His grandson was Richard Neely, an author and politician who served as the chief justice of the West Virginia Supreme Court of Appeals.


Senator Neely introduced the first Department of Peace bill in 1935.[7] Neely reintroduced the bill in 1937 and 1939.[7] In 1937, along with senator Homer Bone and representative Warren Magnuson, Neely introduced the National Cancer Institute Act, which was signed into law by Franklin Roosevelt on August 5 of that year.[8] The Neely Anti-Block Booking Act gradually broke the control of the movie theaters by the studios.

See also

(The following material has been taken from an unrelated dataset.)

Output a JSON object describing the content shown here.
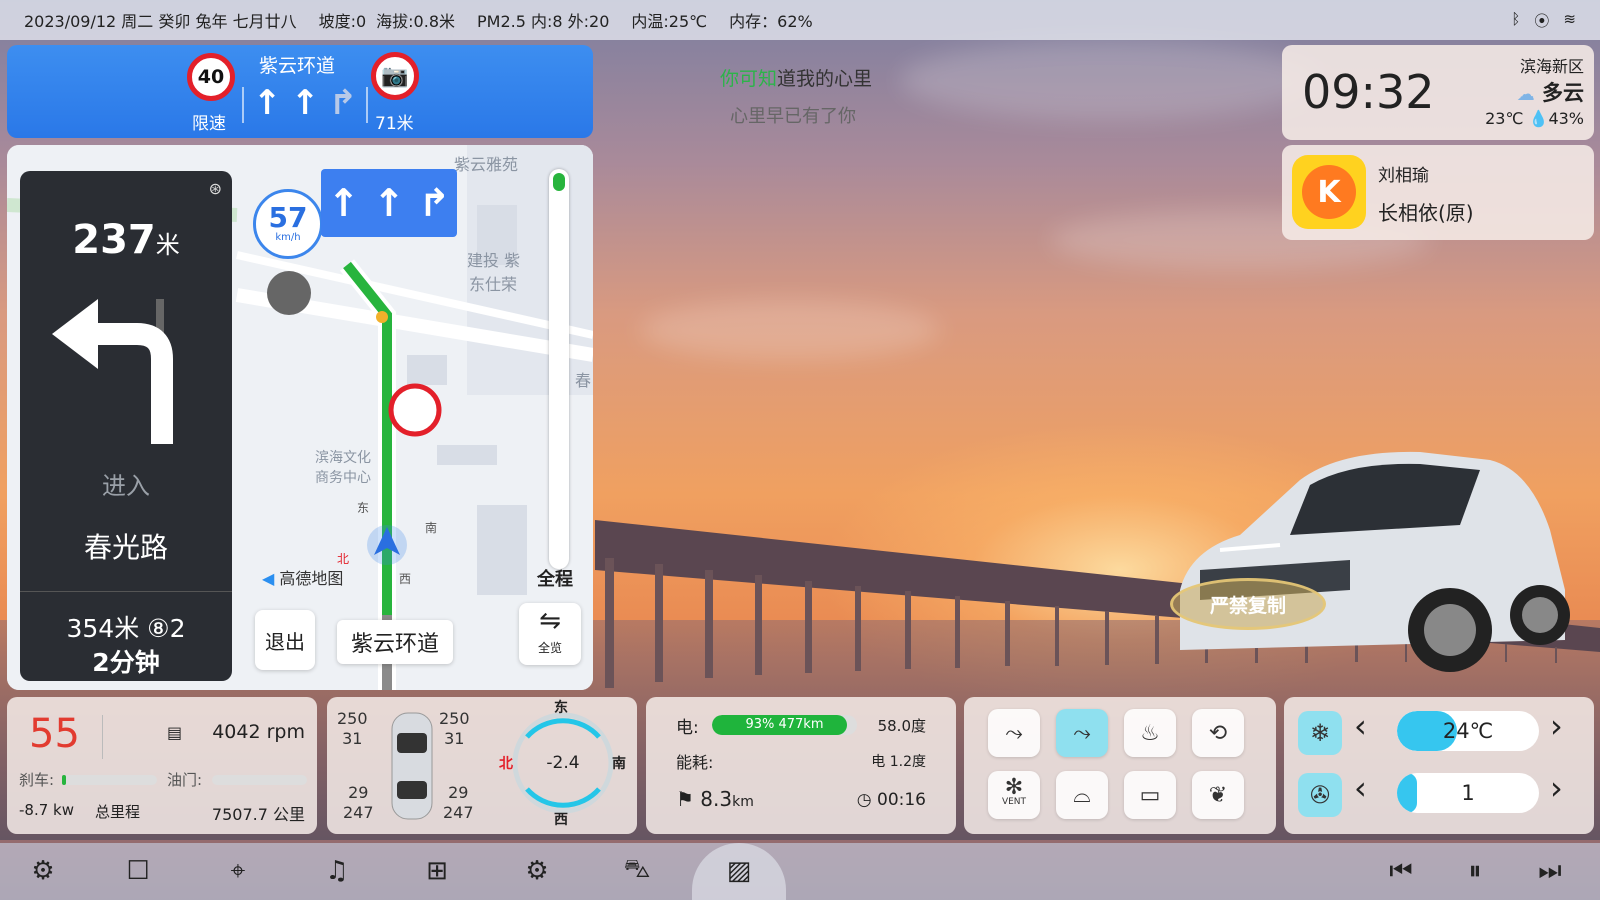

  1. ^ "Matthew Mansfield Neely". Archived from the original on 2007-09-29. Retrieved 2007-02-23.
  2. ^ "West Virginia's First Ladies," West Virginia Division of Culture and History, June 2007.
  3. ^ "Senate – March 12, 1956" (PDF). Congressional Record. 102 (4). U.S. Government Printing Office: 4459–4461. Retrieved April 12, 2023.
  4. ^ "Senate – August 7, 1957" (PDF). Congressional Record. 103 (10). U.S. Government Printing Office: 13900. Retrieved February 18, 2022.
  5. ^ "Senate – August 29, 1957" (PDF). Congressional Record. 103 (12). U.S. Government Printing Office: 16478. Retrieved February 18, 2022.
  6. ^ Thomas Jr., Robert (15 September 1997). "George W. Crockett Dies at 88; Was a Civil Rights Crusader". The New York Times. Retrieved 22 December 2018.
  7. ^ a b Schuman, Frederick L. (1969). Why a Department of Peace. Beverly Hills: Another Mother for Peace. p. 56. OCLC 339785.
  8. ^ Mukherjee, Siddhartha (16 November 2010). The Emperor of All Maladies: A Biography of Cancer. Simon and Schuster. p. 25. ISBN 978-1-4391-0795-9. Retrieved 6 September 2011.
U.S. House of Representatives Preceded byJohn W. Davis Member of the U.S. House of Representatives from West Virginia's 1st congressional district October 14, 1913 – March 3, 1921 Succeeded byBenjamin L. Rosenbloom Preceded byA. C. Schiffler Member of the U.S. House of Representatives from West Virginia's 1st congressional district January 3, 1945 – January 3, 1947 Succeeded byFrancis J. Love U.S. Senate Preceded byHoward Sutherland U.S. senator (Class 1) from West Virginia March 4, 1923 – March 3, 1929 Served alongside: Davis Elkins, Guy D. Goff Succeeded byHenry D. Hatfield Preceded byGuy D. Goff U.S. senator (Class 2) from West Virginia March 4, 1931 – January 12, 1941 Served alongside: Henry D. Hatfield, Rush D. Holt Succeeded byJoseph Rosier Preceded byW. Chapman Revercomb U.S. senator (Class 2) from West Virginia January 3, 1949 – January 18, 1958 Served alongside: Harley M. Kilgore, William R. Laird, W. Chapman Revercomb Succeeded byJohn D. Hoblitzell Political offices Preceded byHomer A. Holt Governor of West Virginia January 13, 1941 – January 15, 1945 Succeeded byClarence W. Meadows Party political offices Preceded byWilliam E. Chilton Democratic nominee for U.S. Senator from West Virginia (Class 1) 1922, 1928 Succeeded byRush D. Holt Preceded byWilliam E. Chilton Democratic nominee for U.S. Senator from West Virginia (Class 2) 1930, 1936 Succeeded byJoseph Rosier Preceded byHomer A. Holt Democratic nominee for Governor of West Virginia 1940 Succeeded byClarence W. Meadows Preceded byJoseph Rosier Democratic nominee for U.S. Senator from West Virginia (Class 2) 1942, 1948, 1954 Succeeded byJennings Randolph